FREE SHIPPING in U.S. with $65 order!
FREE SHIPPING in U.S. with $65 order!
Cart 0
Mystic Revelation Of Rastafari, The – Grounation [IMPORT DELUXE EDITION 3xLP +7" + magazine + art print– New LP
Mystic Revelation Of Rastafari, The – Grounation [IMPORT DELUXE EDITION 3xLP +7" + magazine + art print– New LP
Soul Jazz Records

Mystic Revelation Of Rastafari, The – Grounation [IMPORT DELUXE EDITION 3xLP +7" + magazine + art print– New LP

Regular price $ 89.00 $ 0.00

FREE SHIPPING To USA ADDRESS ON THIS ITEM.

  • Artist: The Mystic Revelation Of Rastafari
  • Title: Grounation (1973)
  • Genre: Reggae
  • Label: Soul Jazz Records
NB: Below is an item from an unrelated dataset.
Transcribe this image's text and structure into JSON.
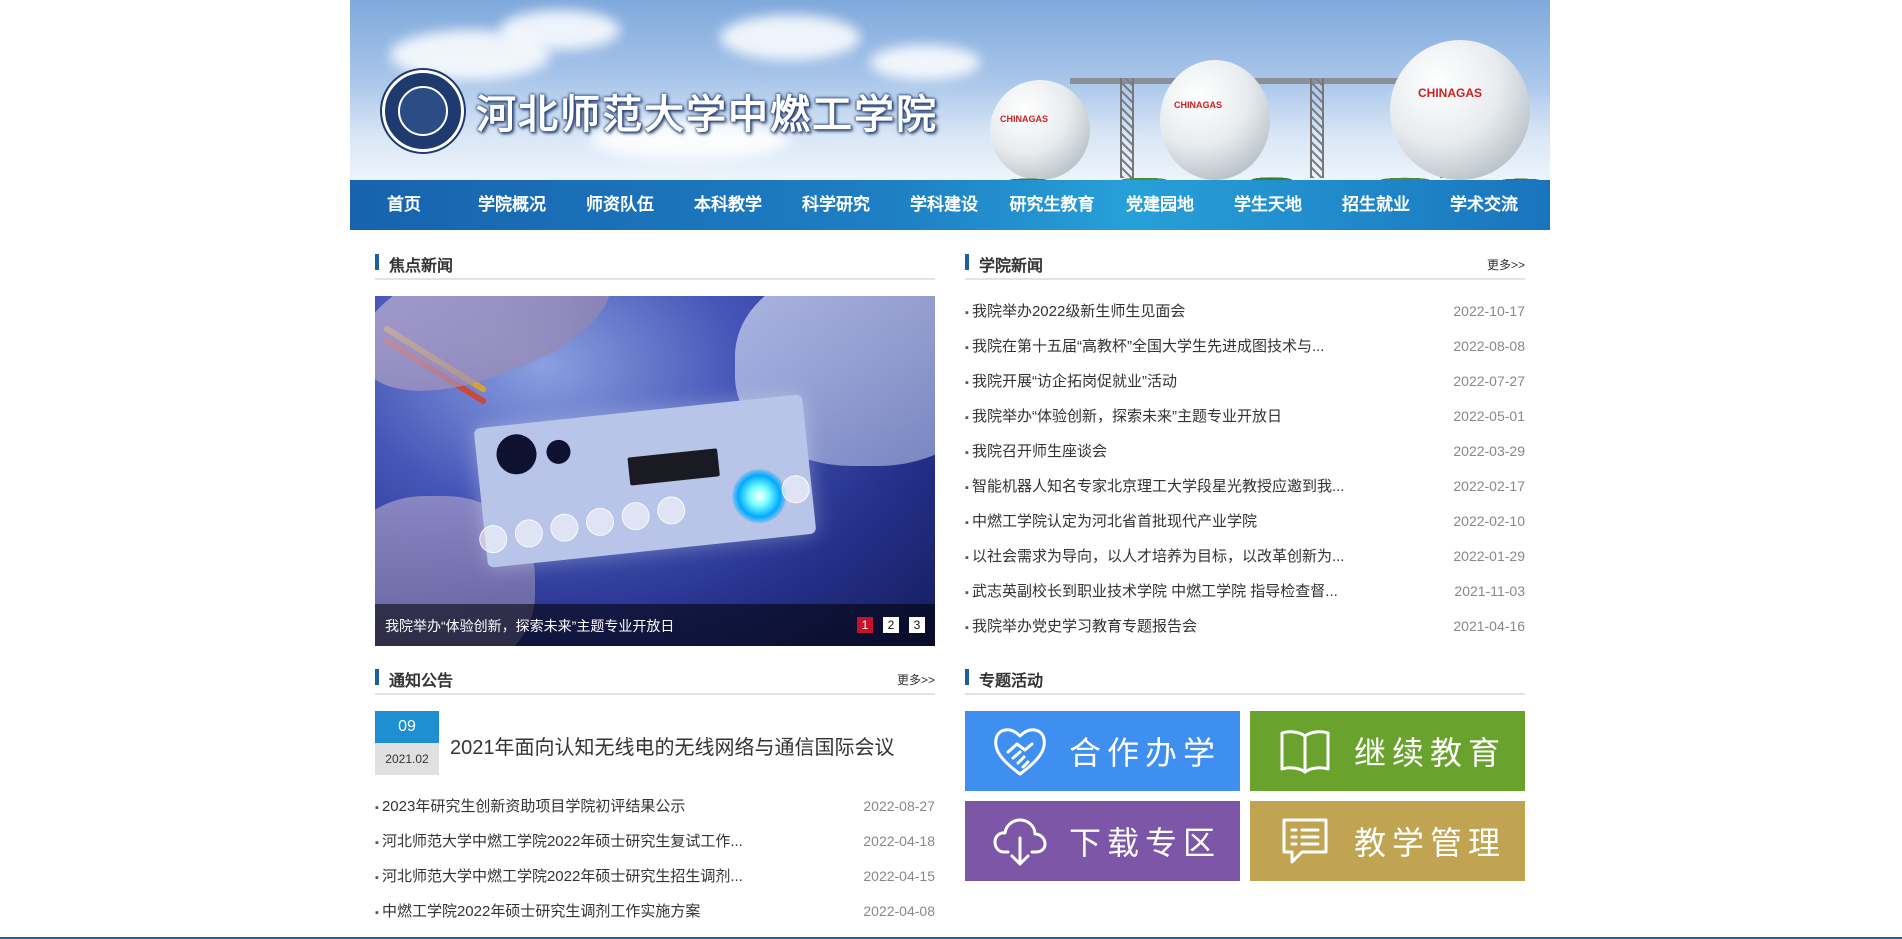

"Like Sun Ra's Arkestra and John Coltrane are to jazz, the Mystic Revelation of Rastafari are to reggae – the ultimate expression of roots music and Rastafarian ideology in reggae music, music functioning at a high level of spiritual consciousness combined with an equally avant-garde and forward-looking approach to sound. The group's stunning, unique and groundbreaking 1973 album ‘Grounation’, a mighty conceptual triple-album (the first ever reggae triple!) is, similar to Marvin Gaye's 'What's Goin' On', a definitive all-encompassing cultural statement of its time and place. A sprawling album of raw and unique cultural expression that combined Rastafari consciousness with deep spiritual jazz music – an absolute and essential classic of Reggae music. The Mystic Revelation of Rastafari group came into existence at the start of 1970s, the union of two former Studio One artists (and groups) of equal repute – Count Ossie & his African Drums and saxophonist Cedric ‘Im’ Brooks’ & his group, The Mystics. Master drummer Count Ossie and his collective of Rastafarian drummers performed for Haile Selassie on his momentous visit to Jamaica in 1966. Cedric Brooks came out of the Alpha Boys School – the fertile breeding ground of musicians who dominated the Jamaican music scene from the 1960s onwards. The Mystic Revelation Of Rastafari’s ’Grounation’ is a massive opus, a work of profound musical genius that tells the story of Jamaica through music and words. A cornerstone in the history of reggae, a unique and other-worldly album the like of which has never been made since."

 

Don Snowden: "This is Rasta devotional music before it was turned into commercial reggae styles, music that could be played outdoors in the hills or around campfires in Kingston. There's nary a guitar in sight -- the music is all percussion, with horns, chants and recitations, an acoustic bass foundation (maybe Lloyd Brevett from the Skatalites?) and a surprisingly strong jazz quotient. "Bongo Man" leads with percussion and horn riffs before a sax solo surprisingly close to free jazz (could it be Cedric Brooks?). "Naration" starts with the heartbeat Nyabinghi rhythm and a consciousness rap on the middle passage and slavery emphasized by sudden sax honks before an introduction-to-Rasta section that quotes the psalm that "By the Rivers of Babylon" is drawn from. It does go on a bit, but "Marbat...Passin' Thru" gets an Afro-Cuban/mambo horn riff and percussion groove, and "Lumba" and "Way Back Home" close things out in a song format with sax and trombone playing off the drums. Volume Two basically falls in the same vein, with a ragged-but-right version of the proto-reggae hit "Oh, Carolina" (famous now thanks to Shaggy but not to non-Jamaicans when Grounation first came out) with trombone solo and group singing leads into the Rasta chanting with drums on "So Long." "Groundation" is full-fledged, extended excursion into Nyabinghi consciousness while the finale, "The Warm Up," marries effective horn riffing with the percussion and what sounds like arco bass but may just be the sax. Grounation obviously lost some of its shock-of-the-new power over the years as reggae became a known quantity in the broader pop world, and other recordings covered the same Nyabinghi/Rasta musical ground. It's valuable historically, because you can hear the Jamaican music spectrum from ska and jazz come together to form reggae and the roots of Ras Michael & the Sons of Negus and conscious poets like Mutabaruka, too. And the music is still enjoyable, just as long no one goes in expecting a set of regular reggae songs."

More from this collection